Kiwi-German brewer Annika Naschitzki believes Germany’s famous purity law threatens its brewing culture.
“I think Germany is running a serious risk of internationally falling behind, because there are a lot of interesting beers that are natural and pure, yet people can’t brew them because of a purity law.”
“The Reinheitsgebot today is just called the Biergesetz, the beer law. More than 60 ingredients can be added to beer. The idea is that anything that does not remain in the beer can be used – finings can be used because they do not remain in the beer. If you make a coconut beer and coconut remains in the beer, that’s not able to be sold as a beer. It would be a 'fermented alcoholic beverage’. But there are some exceptions, like caramel food colouring. You can brew a light beer and put food colouring and sell it as a Dunkel. You can even use sweeteners and that’s nowhere near brewing with integrity.
“So the law isn’t about tradition, it is about protecting big brewers. They use the Reinheitsgebot as this advertising to say our beer is so pure and traditional, meanwhile using the full range of high-tech ingredients to make their beer extremely fast. They use all-extract – hop extract, malt extract. They have lager yeasts that work at 8⁰c and they’re done in like five days. They can make a beer really, really fast and in massive amounts. You can buy a pretty decent pilsner for 30 Eurocents for half a litre.”
Annika says some popular craft styles can conform with the beer law. California’s Stone Brewing is currently building a large brewpub in Berlin, declaring itself the “first American craft brewer to own and operate a facility in Europe”.

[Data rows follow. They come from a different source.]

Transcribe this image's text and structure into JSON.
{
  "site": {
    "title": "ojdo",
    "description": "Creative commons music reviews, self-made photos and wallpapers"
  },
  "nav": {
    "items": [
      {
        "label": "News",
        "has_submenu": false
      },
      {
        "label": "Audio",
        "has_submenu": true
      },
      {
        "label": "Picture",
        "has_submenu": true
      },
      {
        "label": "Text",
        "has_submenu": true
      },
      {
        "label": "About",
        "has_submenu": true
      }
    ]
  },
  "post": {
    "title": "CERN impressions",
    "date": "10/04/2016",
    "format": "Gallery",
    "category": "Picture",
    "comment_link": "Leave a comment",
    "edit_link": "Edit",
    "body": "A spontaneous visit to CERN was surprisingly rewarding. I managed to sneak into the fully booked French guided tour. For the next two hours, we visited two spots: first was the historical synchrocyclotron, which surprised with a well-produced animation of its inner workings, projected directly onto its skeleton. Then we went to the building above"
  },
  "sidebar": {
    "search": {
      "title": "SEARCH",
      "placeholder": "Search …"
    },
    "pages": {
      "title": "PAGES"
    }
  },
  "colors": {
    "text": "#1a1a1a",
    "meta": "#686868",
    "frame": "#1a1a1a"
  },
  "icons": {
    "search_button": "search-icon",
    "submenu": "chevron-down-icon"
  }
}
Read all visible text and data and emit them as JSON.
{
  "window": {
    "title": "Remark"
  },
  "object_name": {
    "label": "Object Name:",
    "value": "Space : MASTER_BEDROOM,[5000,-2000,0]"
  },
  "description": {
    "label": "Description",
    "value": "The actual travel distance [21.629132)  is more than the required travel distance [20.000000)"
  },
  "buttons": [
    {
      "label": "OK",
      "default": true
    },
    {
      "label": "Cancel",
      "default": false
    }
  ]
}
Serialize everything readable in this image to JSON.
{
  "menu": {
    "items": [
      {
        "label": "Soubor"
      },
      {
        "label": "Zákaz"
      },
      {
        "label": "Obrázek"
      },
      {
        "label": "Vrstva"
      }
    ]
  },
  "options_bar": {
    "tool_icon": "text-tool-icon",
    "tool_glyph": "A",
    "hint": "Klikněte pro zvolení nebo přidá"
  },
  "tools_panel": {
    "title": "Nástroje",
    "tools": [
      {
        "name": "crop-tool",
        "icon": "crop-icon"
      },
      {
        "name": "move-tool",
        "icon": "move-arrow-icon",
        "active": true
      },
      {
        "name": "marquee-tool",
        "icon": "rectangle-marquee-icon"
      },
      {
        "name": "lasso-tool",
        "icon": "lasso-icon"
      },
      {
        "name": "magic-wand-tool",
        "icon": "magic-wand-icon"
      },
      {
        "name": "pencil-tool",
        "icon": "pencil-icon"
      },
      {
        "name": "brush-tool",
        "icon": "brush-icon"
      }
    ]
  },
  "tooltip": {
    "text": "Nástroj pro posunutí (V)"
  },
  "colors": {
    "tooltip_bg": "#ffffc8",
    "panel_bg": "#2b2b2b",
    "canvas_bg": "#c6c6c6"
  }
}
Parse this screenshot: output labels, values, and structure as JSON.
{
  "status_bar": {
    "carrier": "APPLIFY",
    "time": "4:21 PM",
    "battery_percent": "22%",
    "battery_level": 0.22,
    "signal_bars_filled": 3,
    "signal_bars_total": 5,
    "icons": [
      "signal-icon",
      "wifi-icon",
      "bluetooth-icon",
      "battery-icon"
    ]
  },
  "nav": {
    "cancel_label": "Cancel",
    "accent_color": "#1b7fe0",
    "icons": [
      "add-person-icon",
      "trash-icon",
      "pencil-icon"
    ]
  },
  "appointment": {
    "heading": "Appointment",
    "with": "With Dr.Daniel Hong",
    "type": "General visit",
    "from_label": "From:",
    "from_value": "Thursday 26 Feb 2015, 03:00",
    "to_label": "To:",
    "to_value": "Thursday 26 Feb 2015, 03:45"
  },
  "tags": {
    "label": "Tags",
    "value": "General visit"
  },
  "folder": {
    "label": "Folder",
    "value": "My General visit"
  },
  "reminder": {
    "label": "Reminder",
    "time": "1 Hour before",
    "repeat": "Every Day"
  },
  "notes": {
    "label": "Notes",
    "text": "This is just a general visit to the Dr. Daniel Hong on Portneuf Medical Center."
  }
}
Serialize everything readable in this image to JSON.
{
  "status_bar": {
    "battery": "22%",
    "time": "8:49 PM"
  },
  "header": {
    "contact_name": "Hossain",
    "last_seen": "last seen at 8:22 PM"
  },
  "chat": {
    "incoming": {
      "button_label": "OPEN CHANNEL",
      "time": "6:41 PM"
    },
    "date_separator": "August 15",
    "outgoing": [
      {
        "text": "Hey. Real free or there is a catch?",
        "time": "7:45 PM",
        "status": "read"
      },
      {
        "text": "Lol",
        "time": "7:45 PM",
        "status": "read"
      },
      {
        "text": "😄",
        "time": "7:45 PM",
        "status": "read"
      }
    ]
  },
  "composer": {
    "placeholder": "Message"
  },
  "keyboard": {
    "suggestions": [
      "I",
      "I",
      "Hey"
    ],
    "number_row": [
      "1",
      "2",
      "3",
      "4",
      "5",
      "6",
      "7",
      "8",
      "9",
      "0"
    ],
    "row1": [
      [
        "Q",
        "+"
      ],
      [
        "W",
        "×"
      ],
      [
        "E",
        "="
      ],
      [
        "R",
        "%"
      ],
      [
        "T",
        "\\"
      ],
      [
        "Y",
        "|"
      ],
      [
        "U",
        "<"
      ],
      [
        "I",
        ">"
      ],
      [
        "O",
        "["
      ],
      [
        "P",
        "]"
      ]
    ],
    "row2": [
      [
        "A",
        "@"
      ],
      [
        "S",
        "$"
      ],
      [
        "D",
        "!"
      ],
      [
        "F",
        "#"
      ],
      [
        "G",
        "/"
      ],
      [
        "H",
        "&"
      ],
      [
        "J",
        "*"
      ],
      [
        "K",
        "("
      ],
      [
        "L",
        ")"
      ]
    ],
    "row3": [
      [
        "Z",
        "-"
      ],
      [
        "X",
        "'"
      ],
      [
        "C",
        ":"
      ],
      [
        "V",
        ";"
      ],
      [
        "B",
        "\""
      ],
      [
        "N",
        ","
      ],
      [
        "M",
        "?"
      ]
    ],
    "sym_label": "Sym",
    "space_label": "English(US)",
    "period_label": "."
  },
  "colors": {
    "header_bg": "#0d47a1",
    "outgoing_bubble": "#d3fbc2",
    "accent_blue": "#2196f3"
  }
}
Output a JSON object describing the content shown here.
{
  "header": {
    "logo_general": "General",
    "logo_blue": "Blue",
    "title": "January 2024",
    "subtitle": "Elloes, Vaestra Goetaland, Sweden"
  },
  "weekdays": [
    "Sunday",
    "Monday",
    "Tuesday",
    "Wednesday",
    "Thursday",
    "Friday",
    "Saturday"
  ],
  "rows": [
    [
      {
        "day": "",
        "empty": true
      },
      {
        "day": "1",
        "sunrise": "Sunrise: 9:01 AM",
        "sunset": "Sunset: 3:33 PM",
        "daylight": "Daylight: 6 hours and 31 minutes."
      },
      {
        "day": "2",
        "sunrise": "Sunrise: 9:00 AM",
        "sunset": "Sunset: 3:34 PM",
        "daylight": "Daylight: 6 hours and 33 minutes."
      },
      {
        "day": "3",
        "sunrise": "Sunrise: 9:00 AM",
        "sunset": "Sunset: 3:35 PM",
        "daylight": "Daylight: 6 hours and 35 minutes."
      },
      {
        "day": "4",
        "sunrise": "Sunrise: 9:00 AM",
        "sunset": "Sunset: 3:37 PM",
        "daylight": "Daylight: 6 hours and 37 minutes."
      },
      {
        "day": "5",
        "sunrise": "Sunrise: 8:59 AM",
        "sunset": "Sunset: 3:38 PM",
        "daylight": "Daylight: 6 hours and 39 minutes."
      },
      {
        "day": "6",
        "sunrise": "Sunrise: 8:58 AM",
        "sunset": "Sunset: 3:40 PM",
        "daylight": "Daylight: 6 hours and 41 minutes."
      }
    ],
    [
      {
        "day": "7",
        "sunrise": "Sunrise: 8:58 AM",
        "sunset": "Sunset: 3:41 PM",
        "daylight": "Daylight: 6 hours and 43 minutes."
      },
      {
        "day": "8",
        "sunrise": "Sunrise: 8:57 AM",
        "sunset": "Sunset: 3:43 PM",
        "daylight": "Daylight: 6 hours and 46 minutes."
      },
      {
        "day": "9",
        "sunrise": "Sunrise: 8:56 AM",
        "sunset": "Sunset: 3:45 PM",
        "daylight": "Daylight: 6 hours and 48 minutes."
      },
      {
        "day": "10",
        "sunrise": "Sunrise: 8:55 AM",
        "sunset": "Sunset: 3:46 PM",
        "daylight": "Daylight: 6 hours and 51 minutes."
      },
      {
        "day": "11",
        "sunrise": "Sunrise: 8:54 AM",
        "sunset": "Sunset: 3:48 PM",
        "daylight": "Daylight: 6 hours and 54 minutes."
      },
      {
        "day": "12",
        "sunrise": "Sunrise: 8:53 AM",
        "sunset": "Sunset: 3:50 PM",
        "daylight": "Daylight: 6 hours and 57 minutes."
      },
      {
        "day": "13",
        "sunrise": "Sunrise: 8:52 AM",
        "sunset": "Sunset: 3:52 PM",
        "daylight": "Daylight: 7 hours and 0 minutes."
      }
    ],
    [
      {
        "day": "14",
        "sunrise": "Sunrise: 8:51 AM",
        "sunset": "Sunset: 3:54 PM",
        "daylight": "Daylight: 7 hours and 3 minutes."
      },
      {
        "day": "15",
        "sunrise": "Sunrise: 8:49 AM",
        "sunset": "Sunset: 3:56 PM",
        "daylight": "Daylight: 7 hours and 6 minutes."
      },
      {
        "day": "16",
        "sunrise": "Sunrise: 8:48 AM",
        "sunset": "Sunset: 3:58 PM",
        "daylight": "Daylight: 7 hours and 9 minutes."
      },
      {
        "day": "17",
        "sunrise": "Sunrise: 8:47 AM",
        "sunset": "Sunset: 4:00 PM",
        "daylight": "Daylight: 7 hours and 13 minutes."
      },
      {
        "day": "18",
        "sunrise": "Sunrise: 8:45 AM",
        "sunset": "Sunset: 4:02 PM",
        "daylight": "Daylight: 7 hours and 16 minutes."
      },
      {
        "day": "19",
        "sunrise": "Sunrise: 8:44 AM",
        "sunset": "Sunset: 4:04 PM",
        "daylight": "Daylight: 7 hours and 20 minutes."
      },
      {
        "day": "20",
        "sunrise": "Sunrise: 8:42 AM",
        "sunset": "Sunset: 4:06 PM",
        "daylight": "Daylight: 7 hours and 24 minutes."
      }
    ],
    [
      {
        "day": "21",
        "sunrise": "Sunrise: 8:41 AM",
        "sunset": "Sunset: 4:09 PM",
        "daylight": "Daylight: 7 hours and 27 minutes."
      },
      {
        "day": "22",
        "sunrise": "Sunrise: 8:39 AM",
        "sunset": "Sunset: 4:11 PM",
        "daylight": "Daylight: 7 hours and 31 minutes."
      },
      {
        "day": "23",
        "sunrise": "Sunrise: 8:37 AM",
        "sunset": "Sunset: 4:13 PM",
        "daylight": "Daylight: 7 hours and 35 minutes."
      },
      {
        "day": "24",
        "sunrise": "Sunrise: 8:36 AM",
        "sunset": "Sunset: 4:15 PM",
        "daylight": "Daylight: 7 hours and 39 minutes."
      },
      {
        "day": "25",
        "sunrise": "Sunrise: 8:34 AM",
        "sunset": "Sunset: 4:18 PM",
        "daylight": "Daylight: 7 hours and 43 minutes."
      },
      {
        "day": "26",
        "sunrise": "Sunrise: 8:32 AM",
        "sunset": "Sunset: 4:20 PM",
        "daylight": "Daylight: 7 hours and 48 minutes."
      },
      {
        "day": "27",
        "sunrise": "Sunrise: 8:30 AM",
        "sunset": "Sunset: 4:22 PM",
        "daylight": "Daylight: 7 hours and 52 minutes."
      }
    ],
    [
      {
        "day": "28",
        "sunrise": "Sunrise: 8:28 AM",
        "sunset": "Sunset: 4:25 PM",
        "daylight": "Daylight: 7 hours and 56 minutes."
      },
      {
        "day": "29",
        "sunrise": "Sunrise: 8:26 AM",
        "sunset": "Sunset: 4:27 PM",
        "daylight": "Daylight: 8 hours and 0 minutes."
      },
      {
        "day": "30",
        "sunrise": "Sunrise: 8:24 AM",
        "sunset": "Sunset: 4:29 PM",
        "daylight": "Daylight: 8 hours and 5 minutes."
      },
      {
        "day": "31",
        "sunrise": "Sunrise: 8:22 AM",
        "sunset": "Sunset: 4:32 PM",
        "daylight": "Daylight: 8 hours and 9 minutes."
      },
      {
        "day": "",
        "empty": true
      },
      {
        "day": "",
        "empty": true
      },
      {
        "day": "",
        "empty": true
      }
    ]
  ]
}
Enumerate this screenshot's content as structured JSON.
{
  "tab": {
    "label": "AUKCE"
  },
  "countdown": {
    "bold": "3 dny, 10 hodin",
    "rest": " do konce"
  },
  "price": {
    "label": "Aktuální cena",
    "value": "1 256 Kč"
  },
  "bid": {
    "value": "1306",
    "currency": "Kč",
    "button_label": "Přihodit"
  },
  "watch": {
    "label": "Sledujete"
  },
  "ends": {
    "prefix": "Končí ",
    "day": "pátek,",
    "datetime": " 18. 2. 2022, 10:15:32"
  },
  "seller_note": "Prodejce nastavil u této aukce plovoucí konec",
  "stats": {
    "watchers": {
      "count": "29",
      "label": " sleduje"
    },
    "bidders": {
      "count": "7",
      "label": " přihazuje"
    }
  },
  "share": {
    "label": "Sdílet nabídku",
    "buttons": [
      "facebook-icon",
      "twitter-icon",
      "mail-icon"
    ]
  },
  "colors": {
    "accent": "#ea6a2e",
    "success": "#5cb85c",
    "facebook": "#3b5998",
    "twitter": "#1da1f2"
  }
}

“They’re clearly looking at this market thinking they can do something there. There are (German) craft brewers who work within the realms of Reinheitsgebot. They will not brew beer that they would have to label as a fermented alcoholic beverage, but the brewers are tiny and I don’t know if they make any money. The only kind of early adopter market that I see in Germany is the alternative, organics kind of crowd, looking for an alternative to the industrial stuff, not looking for different styles of beer.”
“Here in New Zealand I don’t think the big breweries have the chance to knock the small breweries out of the market. In Germany, they have a good chance of keeping them down. It’s going to take awareness that drinking beer in other countries is a lot more interesting and they are missing out. German beer culture is falling behind and it is at real risk of falling behind even further because a simple traditional beer like a milk stout or a witbier cannot be made.”
Annika’s vision is for a further update of the beer law to allow innovation. “I think it should be possible to instigate a law that keeps people from replacing malt with cane sugar but still allows natural ingredients like herbs and spices and oak. That’s where Germany’s opportunity lies – reform that law to allow creativity but still keep the quality up.”